Updated: Feb 15
Though the thought of cancer treatment can be daunting, your apprehension can be lessened by developing a better understanding about how cancer treatment works. When it comes to treating cancer, chemotherapy, radiation therapy and surgery are the most successful and widely used options. Chemotherapy, radiation therapy and cancer surgery are often used hand in hand, but many people don’t understand the differences between these three treatments.
To understand cancer treatment, it’s important to first understand cancer itself. Cancer is caused by the development of abnormal cells as the result of changes or mutations to the DNA within those cells. This causes the cells to multiply rapidly, which allows the cells to permeate and attack normal tissues throughout the body, and to collect in certain places and coalesce as tumors.
The DNA inside a cell is a set of many individual genes, each of which contain a set of instructions that tell the cell what functions to perform, as well as what rates to grow and multiply. Errors in these instructions can stop the cell from functioning normally, leading to the development and mass production of cancerous cells. Gene abnormalities can cause the cell to:
Grow and divide rapidly, creating many new cells with the same mutation
Fail to stop abnormal cell growth
Fail to repair errors within the cell’s DNA
What is chemotherapy?
Chemotherapy uses cytotoxic chemicals (chemicals poisonous to living cells) that specifically target rapidly reproducing cells, such as those that are cancerous. But the human body also normally produces rapidly growing cells that aren’t cancerous, including bone marrow, hair follicles, and the lining of the digestive tract. These are also affected by chemotherapy treatments, which can lead to adverse side effects, like hair loss and nausea.
What is radiation therapy?
Radiation therapy uses beams of ionized radiation to destroy cancer cells. The beams can be aimed at specific areas of the body to target and treat the cancer. Radiation therapy damages cancer cells by destroying the genetic material that determines how the cells grow and multiply. Similar to chemotherapy, both healthy and cancerous cells are exposed to the toxic effects of radiation therapy.

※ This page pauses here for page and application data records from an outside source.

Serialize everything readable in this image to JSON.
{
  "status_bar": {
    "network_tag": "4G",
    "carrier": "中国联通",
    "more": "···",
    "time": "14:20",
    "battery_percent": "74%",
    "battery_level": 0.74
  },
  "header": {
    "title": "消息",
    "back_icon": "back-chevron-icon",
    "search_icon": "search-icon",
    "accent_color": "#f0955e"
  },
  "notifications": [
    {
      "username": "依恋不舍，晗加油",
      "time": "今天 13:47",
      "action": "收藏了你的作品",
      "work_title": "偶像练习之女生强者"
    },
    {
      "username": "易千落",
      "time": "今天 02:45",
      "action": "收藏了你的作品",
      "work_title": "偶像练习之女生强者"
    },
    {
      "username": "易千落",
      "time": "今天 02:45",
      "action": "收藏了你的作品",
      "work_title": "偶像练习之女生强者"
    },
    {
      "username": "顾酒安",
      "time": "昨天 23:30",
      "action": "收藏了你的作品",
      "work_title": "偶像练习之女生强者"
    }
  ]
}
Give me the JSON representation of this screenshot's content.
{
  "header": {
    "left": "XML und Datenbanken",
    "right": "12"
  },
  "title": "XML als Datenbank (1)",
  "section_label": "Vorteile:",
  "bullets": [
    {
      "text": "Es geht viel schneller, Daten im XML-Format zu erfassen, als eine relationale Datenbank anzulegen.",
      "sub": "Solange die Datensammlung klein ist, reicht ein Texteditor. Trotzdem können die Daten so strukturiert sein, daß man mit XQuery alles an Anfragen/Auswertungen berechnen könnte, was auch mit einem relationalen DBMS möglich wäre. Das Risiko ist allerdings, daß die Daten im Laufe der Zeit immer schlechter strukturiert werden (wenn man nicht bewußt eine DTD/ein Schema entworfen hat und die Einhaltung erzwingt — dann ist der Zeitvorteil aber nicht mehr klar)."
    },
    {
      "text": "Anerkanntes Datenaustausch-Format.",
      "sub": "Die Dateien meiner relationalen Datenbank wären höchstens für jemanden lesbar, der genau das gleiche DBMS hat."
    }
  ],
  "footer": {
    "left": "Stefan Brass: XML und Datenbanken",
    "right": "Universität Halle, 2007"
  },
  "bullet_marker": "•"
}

Fortunately, exposure can be limited by precisely targeting the cancerous cells so as not to affect as many noncancerous cells. In addition, both chemotherapy and radiation therapy deliver treatment in fractions, meaning there are breaks in between treatment sessions that gives the healthy cells the opportunity to recover. The cancer cells, due to their faulty DNA, are unable to regain their strength and eventually die off.
What is cancer surgery?
Cancer surgery is an operation or series of operations that involve the removal of the cancer along with a margin of surrounding healthy tissues to ensure that all of the cancer is removed. Depending on your case, cancer surgery may be your only treatment method, or it may be combined with other treatments. Or you may not require surgery as part of your treatment. For many cancerous tumors, surgery is the best chance for a cure, especially if the cancer is hasn’t metastasized (spread to other areas of the body).
Side effects of cancer treatment
Unfortunately, cancer treatment can create unpleasant side effects. These include:
Nausea and vomiting
Burning, numbness or shooting pains in extremities
Blood clotting issues
Throat and mouth sores
Stomach pain and digestive issues
Muscle and nerve effects
Effects on skin and nails
Effects on sexual organs
The START Center for Cancer Care is dedicated to compassionate and effective care to beat your cancer. Cancer treatment can be a taxing process, so we offer support groups and classes to empower our cancer patients and their families. To schedule any appointment, call 210-745-6841 today.